Saving More Lives with a Cardiogenic Shock Team
The calls to OHSU come from referring providers throughout the state and region who need help, and possible transfer, for patients with cardiogenic shock. Within minutes, the Shock Team assembles. Heart Failure and Transplant Team members, interventional cardiologists, surgeons, critical care intensivists and ECMO (respiratory and cardiac support) specialists talk with the referring doctor about the best way to care for their patient.
Cardiogenic shock is a life-threatening condition that happens when the heart can’t pump enough blood to meet the body’s needs. Causes include heart attacks, rhythm problems, infections, toxins, and structural issues.
With standard care, about 50% of people survive shock. OHSU’s shock team is at the forefront of a national push to save more lives. Initial studies suggest new approaches can push survival rates above 75%.

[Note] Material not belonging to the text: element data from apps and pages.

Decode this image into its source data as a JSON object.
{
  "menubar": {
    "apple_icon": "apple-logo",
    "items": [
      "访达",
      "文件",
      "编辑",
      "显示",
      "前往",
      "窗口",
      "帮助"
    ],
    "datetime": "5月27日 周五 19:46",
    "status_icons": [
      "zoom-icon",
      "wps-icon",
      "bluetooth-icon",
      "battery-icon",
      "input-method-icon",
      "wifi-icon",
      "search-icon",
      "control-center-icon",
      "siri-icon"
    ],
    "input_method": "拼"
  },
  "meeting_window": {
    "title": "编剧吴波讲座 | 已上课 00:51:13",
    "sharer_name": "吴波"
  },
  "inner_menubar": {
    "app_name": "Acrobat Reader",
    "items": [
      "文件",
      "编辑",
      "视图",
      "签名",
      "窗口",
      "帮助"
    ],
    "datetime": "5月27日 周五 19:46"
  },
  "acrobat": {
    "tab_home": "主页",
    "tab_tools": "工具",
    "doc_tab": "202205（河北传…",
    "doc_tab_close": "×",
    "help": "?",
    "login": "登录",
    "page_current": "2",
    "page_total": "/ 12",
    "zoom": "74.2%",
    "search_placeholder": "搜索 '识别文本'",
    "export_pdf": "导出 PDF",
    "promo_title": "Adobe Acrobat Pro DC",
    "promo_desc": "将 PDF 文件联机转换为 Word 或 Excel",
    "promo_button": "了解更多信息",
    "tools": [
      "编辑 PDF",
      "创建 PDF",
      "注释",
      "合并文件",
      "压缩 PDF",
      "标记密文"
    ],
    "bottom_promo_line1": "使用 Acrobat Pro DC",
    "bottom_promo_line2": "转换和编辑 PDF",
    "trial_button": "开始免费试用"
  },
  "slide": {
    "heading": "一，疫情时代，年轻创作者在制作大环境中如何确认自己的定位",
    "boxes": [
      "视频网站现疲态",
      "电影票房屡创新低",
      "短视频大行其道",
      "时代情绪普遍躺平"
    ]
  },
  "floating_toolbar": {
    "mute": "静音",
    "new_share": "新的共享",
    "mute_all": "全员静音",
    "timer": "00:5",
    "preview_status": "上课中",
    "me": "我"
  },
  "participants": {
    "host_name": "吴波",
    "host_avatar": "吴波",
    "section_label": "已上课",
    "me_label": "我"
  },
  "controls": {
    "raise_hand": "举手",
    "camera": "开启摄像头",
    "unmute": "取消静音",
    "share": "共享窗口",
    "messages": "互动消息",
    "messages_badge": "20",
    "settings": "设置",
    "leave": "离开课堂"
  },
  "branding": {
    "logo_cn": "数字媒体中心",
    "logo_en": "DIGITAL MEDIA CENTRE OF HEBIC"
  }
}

“It is a new way of thinking about shock,” Meyers says. “This is a wave of the future.”
Then came tiny heart pumps, like the Impella. The pump temporarily takes over for the heart’s left ventricle in a process called “unloading,” pushing blood and oxygen through the body and limiting damage.
When a patient arrives at the hospital with a heart attack, doctors know the importance of reducing the time between the first symptoms and unblocking the artery — often called “door to balloon time,” for the balloon used in angioplasties. Doctors are learning that a similar principle applies in cardiogenic shock, and that “door to unloading” is likely to become the measure of success in this setting, Meyers says.
Implanting a pump supports the heart right away, giving doctors more time to find and treat the cause of the shock. It also gives patients more time to recover before the next step in their care. If that step is surgery, being in stable condition gives them a better chance of surviving a stressful operation.
Some heart conditions, such as rhythm problems, can’t be fixed with angioplasty, Meyers says.
That’s where the shock team shows its value. The team includes specialists in interventional cardiology, heart surgery, heart failure, intensive care, and general cardiology.
“This is a team sport,” Meyers says. “We need everyone’s expertise, everyone’s buy-in, everyone’s thoughts, everyone’s point of view.”
OHSU’s heart surgery team is involved from the first call.
“It’s very important that we’re not simply technicians,” Tibayan says. “Rather, we are involved in the selection of the patients, the understanding of the patients, and what the potential strategies and pathways might be.”
A new addition to the shock team, Jeffrey Marbach, MBBS, MS, FRCPC, is working with Meyers to advance care in cardiogenic shock. Marbach is a cardiac intensivist and interventional cardiologist who came to OHSU in 2022 from Tufts Medical Center.
Under his guidance, OHSU is joining a national registry at Tufts to study new treatments for cardiogenic shock. The registry will give OHSU patients access to randomized trials and the latest research.